  13. Grandma introduces a lot of new foods that my daughter likes because they came from grandma. If I introduced the new foods, she’d turn her nose up at many of them! I still introduce new foods without grandma, but the ones that she takes to the easiest are always from grandma’s house!

  14. Nichole Krueger

    I always offer something healthy for my kids to dip their food in – homemade ranch-style dip (made w/ Greek yogurt and seasonings), hummus, homemade organic mayonnaise, or even fresh squeezed lemon. They get added protein or healthy fats from the dips and it makes dinner time much more pleasurable without the complaining.

  15. I always offer something healthy for my kids to dip their food in – homemade ranch-style dip (made w/ Greek yogurt and seasonings), hummus, homemade organic mayonnaise, or even fresh squeezed lemon. They get added protein or healthy fats from the dips and it makes dinner time much more pleasurable without the complaining.

  16. Nicole Matthews

    I let my picky eater dip in either ketchup or ranch. He isn’t so picky now but still uses it on a few things. They do know though that they have to have as many bites of something as their ages (8 and 6 years old). No short order cooking in my house either.

  17. Picky eater tip: make food fun!! Add dip to veggies, let kids pick which veggie/fruit they want, let them help prepare it too. Also, give options so they feel in control. We try to have two veggie options at dinner. They have to eat/try one.

  18. Love this! We follow a couple of these, but need to work on the no snacks. I absolutely don’t short order cook!

  19. I let my kids pick one food that they don’t have to eat. Thy MUST TRY everything else. Works pretty well for us.

  20. When my kids did not eat their meal I would cover and save it until the next meal.if they got hungry before the next meal this would be their only choice, no snacks or dessert.

  21. Out strategy to get kids to try foods is to keep track of how many times they have tried something. After trying the same dish (just a taste) at least 7 times, they don’t have to try it again.

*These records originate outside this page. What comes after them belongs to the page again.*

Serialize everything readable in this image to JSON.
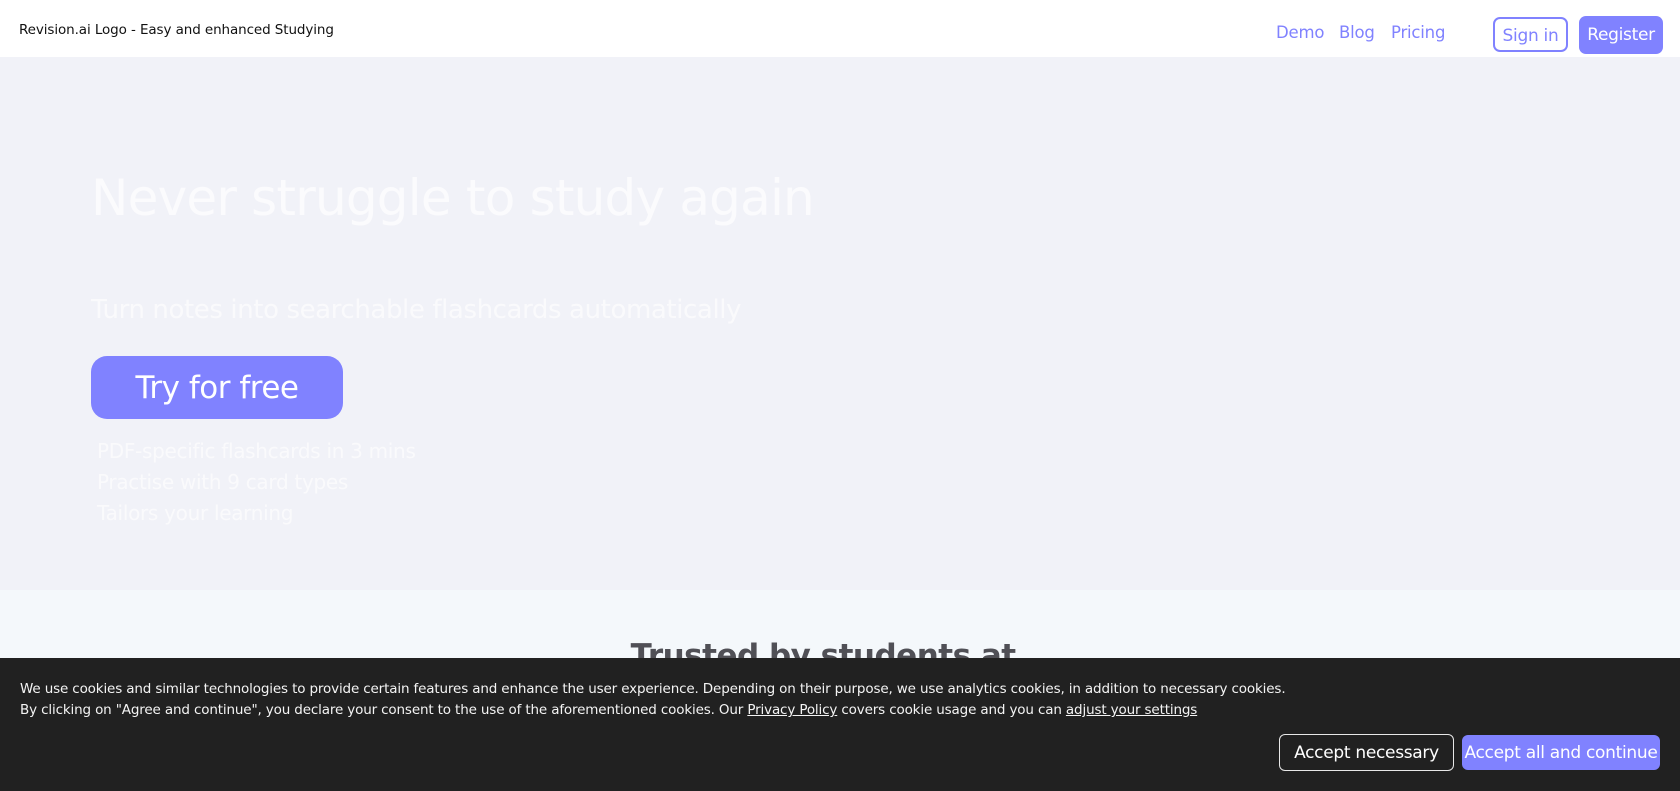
{
  "header": {
    "logo_alt": "Revision.ai Logo - Easy and enhanced Studying",
    "nav": [
      {
        "label": "Demo"
      },
      {
        "label": "Blog"
      },
      {
        "label": "Pricing"
      }
    ],
    "sign_in_label": "Sign in",
    "register_label": "Register"
  },
  "hero": {
    "title": "Never struggle to study again",
    "subtitle": "Turn notes into searchable flashcards automatically",
    "cta_label": "Try for free",
    "features": [
      "PDF-specific flashcards in 3 mins",
      "Practise with 9 card types",
      "Tailors your learning"
    ]
  },
  "trusted": {
    "title": "Trusted by students at...",
    "logos": [
      {
        "icon": "university-logo-broken-image"
      },
      {
        "icon": "university-logo-broken-image"
      },
      {
        "icon": "university-logo-broken-image"
      },
      {
        "icon": "university-logo-broken-image"
      },
      {
        "icon": "university-logo-broken-image"
      }
    ]
  },
  "cookie_banner": {
    "line1": "We use cookies and similar technologies to provide certain features and enhance the user experience. Depending on their purpose, we use analytics cookies, in addition to necessary cookies.",
    "line2_prefix": "By clicking on \"Agree and continue\", you declare your consent to the use of the aforementioned cookies. Our ",
    "privacy_link": "Privacy Policy",
    "line2_middle": " covers cookie usage and you can ",
    "settings_link": "adjust your settings",
    "accept_necessary_label": "Accept necessary",
    "accept_all_label": "Accept all and continue"
  },
  "colors": {
    "accent": "#8082ff",
    "hero_bg": "#f1f2f8",
    "trusted_bg": "#f4f8fb",
    "banner_bg": "#212121"
  }
}
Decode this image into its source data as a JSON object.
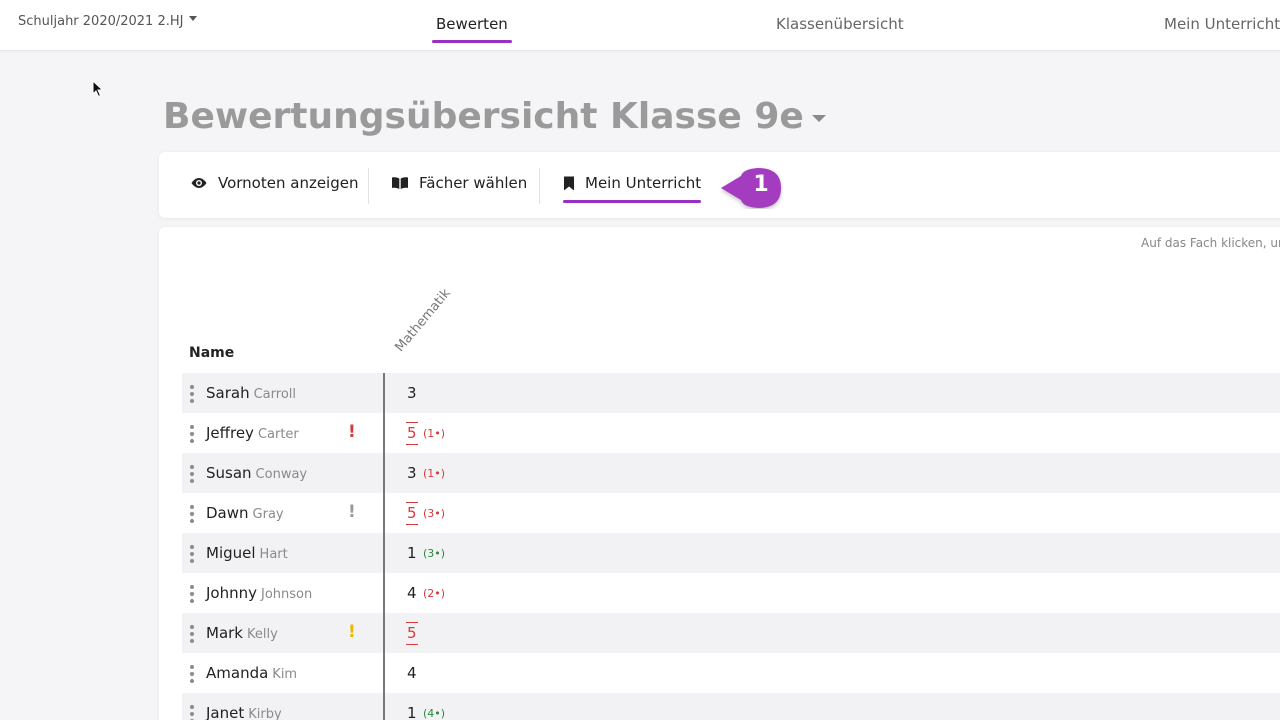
{
  "header": {
    "school_year": "Schuljahr 2020/2021 2.HJ",
    "tabs": [
      {
        "label": "Bewerten",
        "active": true
      },
      {
        "label": "Klassenübersicht",
        "active": false
      },
      {
        "label": "Mein Unterricht",
        "active": false
      }
    ]
  },
  "page": {
    "title": "Bewertungsübersicht Klasse 9e"
  },
  "toolbar": {
    "show_pre_grades": "Vornoten anzeigen",
    "choose_subjects": "Fächer wählen",
    "my_lessons": "Mein Unterricht",
    "callout_number": "1"
  },
  "table": {
    "hint": "Auf das Fach klicken, un",
    "name_header": "Name",
    "subject": "Mathematik",
    "rows": [
      {
        "first": "Sarah",
        "last": "Carroll",
        "grade": "3",
        "flagged": false,
        "sub": "",
        "sub_color": "",
        "warn_color": ""
      },
      {
        "first": "Jeffrey",
        "last": "Carter",
        "grade": "5",
        "flagged": true,
        "sub": "(1•)",
        "sub_color": "red",
        "warn_color": "#d63a3a"
      },
      {
        "first": "Susan",
        "last": "Conway",
        "grade": "3",
        "flagged": false,
        "sub": "(1•)",
        "sub_color": "red",
        "warn_color": ""
      },
      {
        "first": "Dawn",
        "last": "Gray",
        "grade": "5",
        "flagged": true,
        "sub": "(3•)",
        "sub_color": "red",
        "warn_color": "#9a9a9a"
      },
      {
        "first": "Miguel",
        "last": "Hart",
        "grade": "1",
        "flagged": false,
        "sub": "(3•)",
        "sub_color": "green",
        "warn_color": ""
      },
      {
        "first": "Johnny",
        "last": "Johnson",
        "grade": "4",
        "flagged": false,
        "sub": "(2•)",
        "sub_color": "red",
        "warn_color": ""
      },
      {
        "first": "Mark",
        "last": "Kelly",
        "grade": "5",
        "flagged": true,
        "sub": "",
        "sub_color": "",
        "warn_color": "#f0b400"
      },
      {
        "first": "Amanda",
        "last": "Kim",
        "grade": "4",
        "flagged": false,
        "sub": "",
        "sub_color": "",
        "warn_color": ""
      },
      {
        "first": "Janet",
        "last": "Kirby",
        "grade": "1",
        "flagged": false,
        "sub": "(4•)",
        "sub_color": "green",
        "warn_color": ""
      }
    ]
  },
  "colors": {
    "accent": "#9b2fc4",
    "warning_red": "#d63a3a",
    "positive_green": "#2a8a3a"
  }
}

  22. My pickiest eater dips almost everything in ketchup. Even his broccoli. It’s terrible. I really want to break this habit before he starts preschool in August.

    1. Natalie,

      I work as a cook for a family with strict dietary issues and they faced a similar problem. Their children are on a very limited diet, essentially no dairy or carbs. I felt bad that their kids were unhappy with their food but bottled ketchup was not an option in their house because they don’t believe in anything store bought. I found a delightful homemade organic ketchup recipe that has completely changed our lives! There is no more guilt about using ketchup! We do try to limit it to once a day to kick the habit but for now at least, this is a great option.

  23. I encouraged our children to take a small “no thank you helping” and try it. Refuse children’s menus at restaurants and establish a no eating in the car rule helps children develop better eating habits.

  24. london ingoglia

    I really believe that everything starts when your kids are 1st starting to eat food. I made all my daughter’s food and she absolutely loves fruits & veggies and I think it’s largely due to the fact that she had them in their truest form when she was young. I also make sure to always have fresh fruit & veggie options for snacks versus junk food.

  25. Trying very hard to help my 8 year old niece who has about 5 foods she will eat. I personally thing all snacks and sweets should be saved for the weekend and for celebrations. And I think it’s okay to wait feel a little hungry before you eat

  26. I have two eaters on the picky side. What’s work the best for me is to keep offering foods that they are “picky” about. The fruits, vegetables, meats etc…that they enjoy has greatly expanded over the last few years as I’ve consistently offered them.

  27. My husband is just as picky as two of my kids! I don’t force my kids to eat all the healthy things I make, but they have to at least try it!